*Exercise requirements*: Where a line below includes the word "Atwan", copy that line.

/---

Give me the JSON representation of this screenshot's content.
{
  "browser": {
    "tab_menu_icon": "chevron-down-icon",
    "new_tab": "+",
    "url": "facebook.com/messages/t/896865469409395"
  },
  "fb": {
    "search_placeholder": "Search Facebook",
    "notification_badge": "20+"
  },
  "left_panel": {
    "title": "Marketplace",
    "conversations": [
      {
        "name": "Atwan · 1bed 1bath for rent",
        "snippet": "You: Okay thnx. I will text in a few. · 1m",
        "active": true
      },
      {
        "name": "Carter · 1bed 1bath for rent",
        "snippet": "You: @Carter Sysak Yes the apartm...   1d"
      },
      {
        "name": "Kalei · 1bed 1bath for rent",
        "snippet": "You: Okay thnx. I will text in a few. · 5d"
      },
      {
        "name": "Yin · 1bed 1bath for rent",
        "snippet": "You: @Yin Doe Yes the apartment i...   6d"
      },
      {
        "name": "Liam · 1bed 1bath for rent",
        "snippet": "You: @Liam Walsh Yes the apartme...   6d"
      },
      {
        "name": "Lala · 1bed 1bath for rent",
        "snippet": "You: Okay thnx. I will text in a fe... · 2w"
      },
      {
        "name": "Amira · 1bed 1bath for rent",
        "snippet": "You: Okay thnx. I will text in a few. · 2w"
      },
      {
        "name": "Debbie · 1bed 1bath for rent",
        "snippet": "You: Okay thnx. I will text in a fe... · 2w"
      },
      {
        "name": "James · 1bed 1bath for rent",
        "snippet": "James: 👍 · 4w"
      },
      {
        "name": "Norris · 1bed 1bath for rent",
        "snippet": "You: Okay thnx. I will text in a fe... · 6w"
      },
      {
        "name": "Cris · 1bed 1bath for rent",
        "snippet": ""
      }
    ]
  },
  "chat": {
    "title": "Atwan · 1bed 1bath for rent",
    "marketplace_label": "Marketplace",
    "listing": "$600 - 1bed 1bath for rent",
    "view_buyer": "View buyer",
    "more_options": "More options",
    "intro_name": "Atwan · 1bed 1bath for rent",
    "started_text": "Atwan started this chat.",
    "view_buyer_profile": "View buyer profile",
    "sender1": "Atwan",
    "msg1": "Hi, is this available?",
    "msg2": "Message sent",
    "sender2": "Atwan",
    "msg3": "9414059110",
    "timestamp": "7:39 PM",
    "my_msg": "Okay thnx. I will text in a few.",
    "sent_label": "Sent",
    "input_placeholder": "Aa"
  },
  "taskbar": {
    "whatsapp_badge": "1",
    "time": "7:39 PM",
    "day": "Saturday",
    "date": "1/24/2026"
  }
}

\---

*Task output*:
        "name": "Atwan · 1bed 1bath for rent",
    "title": "Atwan · 1bed 1bath for rent",
    "intro_name": "Atwan · 1bed 1bath for rent",
    "started_text": "Atwan started this chat.",
    "sender1": "Atwan",
    "sender2": "Atwan",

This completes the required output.